In our view both ‘shooting for the stars’ and ‘rigging the game’ have their merits and a good approach is to combine elements of both.
Set yourself lofty ambitious targets (shoot for the stars) but make the action steps to achieve them easily achievable (this doesn’t mean actions should necessarily be comfortable!).
The achievement of these quick wins will boost productivity and morale, allowing you to then take more ambitious steps.
Where your goal is to set new positive habits, rig the game and set yourself easily achievable daily goals to build momentum and ingrain the positive behaviour you want (e.g. walking every day, drinking water first thing each morning, writing one paragraph, reading one page of a book etc.
Don’t keep your goals to yourself - share them with the world (or a close friend, at least)
An effective way to ensure goal success is to make them public.
Just telling colleagues, friends or family what you intend to do can be a very powerful motivational tool.

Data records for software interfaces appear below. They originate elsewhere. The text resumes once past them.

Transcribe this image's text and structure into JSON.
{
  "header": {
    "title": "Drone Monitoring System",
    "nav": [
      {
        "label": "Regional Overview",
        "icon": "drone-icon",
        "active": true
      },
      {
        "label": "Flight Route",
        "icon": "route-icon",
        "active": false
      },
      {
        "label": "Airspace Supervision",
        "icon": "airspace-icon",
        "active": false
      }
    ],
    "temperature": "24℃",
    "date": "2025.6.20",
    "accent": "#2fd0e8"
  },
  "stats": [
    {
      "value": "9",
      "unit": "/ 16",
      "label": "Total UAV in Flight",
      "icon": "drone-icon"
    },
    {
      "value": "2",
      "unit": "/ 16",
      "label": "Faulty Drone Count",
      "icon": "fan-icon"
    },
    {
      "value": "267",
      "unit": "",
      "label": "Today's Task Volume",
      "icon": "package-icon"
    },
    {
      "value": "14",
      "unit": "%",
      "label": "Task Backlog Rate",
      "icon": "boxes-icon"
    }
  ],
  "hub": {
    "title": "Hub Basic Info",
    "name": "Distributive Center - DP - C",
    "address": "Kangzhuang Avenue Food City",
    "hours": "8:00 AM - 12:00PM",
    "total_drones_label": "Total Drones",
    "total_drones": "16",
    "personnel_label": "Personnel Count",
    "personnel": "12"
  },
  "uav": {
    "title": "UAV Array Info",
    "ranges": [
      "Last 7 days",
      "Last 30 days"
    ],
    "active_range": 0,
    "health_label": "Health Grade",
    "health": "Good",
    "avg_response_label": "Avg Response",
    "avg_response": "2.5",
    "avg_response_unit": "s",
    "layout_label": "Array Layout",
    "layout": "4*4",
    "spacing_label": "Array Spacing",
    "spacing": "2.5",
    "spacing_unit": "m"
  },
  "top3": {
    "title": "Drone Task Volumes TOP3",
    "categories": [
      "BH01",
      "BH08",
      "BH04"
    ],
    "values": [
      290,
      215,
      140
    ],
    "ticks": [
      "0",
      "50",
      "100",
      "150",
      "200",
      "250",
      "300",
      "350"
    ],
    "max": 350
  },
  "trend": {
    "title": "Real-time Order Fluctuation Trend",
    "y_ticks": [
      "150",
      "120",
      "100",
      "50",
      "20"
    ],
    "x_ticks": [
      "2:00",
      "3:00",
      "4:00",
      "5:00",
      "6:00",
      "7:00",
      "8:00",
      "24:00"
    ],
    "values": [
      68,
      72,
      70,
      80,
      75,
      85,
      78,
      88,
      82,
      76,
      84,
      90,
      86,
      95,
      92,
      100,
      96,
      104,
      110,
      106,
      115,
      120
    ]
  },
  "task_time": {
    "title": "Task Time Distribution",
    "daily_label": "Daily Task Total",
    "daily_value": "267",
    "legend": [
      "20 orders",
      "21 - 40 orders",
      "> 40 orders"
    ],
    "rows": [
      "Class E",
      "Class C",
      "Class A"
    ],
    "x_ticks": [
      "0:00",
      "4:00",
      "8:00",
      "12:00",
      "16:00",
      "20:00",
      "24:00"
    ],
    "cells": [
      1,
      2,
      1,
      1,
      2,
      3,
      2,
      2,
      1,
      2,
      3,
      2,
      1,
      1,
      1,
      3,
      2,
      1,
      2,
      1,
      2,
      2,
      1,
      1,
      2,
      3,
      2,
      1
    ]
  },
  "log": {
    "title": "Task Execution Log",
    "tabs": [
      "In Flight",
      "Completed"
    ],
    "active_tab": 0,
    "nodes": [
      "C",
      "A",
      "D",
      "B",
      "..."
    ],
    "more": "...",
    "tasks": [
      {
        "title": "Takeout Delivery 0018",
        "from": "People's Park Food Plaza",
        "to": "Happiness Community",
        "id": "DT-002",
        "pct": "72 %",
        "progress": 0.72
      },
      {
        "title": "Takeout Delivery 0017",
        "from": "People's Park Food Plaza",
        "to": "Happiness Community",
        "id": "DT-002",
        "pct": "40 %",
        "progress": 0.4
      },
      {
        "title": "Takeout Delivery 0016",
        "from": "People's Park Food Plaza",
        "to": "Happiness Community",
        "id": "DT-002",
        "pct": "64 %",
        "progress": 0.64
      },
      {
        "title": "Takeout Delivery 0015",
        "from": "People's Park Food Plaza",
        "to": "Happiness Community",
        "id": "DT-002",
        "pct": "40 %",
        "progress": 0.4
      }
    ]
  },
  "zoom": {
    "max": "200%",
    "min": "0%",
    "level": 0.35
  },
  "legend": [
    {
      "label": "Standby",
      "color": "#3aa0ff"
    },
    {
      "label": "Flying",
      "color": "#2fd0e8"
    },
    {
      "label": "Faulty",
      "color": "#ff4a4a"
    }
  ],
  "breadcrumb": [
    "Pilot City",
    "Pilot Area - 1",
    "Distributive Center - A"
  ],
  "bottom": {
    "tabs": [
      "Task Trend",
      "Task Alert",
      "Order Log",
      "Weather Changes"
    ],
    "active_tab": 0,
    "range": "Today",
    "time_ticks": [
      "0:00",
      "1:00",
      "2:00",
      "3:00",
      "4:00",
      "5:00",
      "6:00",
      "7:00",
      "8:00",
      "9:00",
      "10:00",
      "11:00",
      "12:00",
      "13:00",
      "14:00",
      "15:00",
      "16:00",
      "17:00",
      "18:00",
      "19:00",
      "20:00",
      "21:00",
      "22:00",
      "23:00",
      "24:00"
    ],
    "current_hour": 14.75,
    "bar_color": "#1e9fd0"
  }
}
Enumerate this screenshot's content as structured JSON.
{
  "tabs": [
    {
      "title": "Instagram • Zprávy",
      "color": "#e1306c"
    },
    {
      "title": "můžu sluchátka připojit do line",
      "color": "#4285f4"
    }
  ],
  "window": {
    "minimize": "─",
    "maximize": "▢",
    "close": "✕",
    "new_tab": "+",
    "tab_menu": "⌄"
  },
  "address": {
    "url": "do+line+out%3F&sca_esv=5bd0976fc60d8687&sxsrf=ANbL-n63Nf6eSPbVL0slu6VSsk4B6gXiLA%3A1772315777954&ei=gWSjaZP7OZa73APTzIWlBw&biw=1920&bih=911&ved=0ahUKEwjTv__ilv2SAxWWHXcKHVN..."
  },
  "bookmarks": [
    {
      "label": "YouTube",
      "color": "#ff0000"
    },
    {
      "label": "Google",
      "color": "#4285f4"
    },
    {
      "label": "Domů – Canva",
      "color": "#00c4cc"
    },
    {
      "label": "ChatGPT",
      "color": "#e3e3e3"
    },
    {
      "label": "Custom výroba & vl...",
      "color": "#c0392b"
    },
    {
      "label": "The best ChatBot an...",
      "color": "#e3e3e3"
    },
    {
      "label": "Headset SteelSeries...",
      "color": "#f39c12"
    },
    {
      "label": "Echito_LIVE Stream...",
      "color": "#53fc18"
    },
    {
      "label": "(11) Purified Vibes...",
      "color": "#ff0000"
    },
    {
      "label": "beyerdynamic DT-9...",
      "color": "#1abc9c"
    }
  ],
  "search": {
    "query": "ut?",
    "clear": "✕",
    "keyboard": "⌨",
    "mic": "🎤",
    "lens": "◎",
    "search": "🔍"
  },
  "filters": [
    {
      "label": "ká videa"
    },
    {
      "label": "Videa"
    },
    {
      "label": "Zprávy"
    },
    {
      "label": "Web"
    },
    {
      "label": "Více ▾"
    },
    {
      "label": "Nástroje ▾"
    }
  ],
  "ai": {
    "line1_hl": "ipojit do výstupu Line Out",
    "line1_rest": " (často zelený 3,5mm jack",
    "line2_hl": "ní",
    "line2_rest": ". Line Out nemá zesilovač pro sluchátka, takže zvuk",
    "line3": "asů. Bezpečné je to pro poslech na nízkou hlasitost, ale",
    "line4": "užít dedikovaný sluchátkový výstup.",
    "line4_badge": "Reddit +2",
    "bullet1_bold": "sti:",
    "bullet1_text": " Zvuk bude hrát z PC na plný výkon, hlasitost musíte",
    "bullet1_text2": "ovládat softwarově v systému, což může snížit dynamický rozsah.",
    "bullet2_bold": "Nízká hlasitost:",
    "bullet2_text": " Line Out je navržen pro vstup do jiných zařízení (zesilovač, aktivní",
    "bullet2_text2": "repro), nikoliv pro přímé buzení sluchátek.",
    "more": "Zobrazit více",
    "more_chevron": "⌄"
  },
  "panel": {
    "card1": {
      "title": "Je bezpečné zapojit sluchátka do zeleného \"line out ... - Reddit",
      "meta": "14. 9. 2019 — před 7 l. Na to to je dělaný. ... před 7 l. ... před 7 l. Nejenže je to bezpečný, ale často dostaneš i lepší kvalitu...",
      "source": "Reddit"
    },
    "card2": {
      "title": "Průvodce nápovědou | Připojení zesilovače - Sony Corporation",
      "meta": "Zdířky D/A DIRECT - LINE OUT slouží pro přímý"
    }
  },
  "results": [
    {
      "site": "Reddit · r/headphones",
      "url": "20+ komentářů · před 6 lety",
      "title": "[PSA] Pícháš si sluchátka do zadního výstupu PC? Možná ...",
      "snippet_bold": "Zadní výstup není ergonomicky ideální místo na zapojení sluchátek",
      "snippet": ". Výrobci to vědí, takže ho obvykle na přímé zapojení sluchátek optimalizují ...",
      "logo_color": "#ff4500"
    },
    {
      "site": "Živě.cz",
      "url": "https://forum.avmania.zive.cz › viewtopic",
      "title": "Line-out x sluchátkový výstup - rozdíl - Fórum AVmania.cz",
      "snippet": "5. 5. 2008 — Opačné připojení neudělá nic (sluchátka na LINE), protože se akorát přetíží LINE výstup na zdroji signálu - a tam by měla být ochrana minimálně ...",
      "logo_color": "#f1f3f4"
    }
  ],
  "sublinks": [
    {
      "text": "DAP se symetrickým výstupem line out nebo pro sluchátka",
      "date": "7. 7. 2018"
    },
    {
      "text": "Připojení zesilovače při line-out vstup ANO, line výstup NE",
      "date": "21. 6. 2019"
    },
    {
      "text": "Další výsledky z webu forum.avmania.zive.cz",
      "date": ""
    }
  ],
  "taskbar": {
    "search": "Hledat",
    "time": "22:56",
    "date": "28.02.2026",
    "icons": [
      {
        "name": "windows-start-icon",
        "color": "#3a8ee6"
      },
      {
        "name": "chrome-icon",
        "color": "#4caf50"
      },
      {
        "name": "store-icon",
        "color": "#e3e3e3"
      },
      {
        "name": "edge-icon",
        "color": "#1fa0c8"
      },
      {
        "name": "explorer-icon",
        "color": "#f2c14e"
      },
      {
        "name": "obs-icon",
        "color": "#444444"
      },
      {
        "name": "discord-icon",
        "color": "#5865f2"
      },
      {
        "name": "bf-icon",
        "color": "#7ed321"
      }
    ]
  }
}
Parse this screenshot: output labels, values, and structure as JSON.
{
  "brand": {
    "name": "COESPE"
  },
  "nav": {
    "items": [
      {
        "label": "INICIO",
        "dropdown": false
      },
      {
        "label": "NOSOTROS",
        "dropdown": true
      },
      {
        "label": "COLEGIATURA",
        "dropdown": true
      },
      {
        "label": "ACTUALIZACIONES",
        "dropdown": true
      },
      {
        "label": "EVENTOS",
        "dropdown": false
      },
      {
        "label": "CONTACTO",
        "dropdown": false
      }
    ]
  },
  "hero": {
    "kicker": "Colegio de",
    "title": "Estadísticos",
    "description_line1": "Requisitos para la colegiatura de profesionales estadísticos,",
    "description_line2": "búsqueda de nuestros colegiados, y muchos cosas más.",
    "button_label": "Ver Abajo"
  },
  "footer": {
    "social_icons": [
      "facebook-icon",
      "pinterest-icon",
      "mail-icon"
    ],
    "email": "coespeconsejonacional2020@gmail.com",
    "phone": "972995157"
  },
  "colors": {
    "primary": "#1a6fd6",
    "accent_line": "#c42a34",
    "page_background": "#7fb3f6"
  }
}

The reason being is that our inner chimp hates being seen by others as lazy, as lacking ambition or as someone that can’t be depended on.
By publicly stating our goals we can use our inner chimps insecurity to our advantage as it will not want to be seen as a failure.
That said it pays to give some thought and consideration as to whom you share your goals.
Make sure it’s someone who you know will be supportive and encouraging, and not someone who will scoff at your lofty plans and your desire to better your life.
If done correctly and with thought, goal setting and review is a simple yet powerful tool that helps you define and then achieve the things important to you.
Give our exercises a try as nailing your goals is a sure fire route to a more excited, productive and fulfilled you.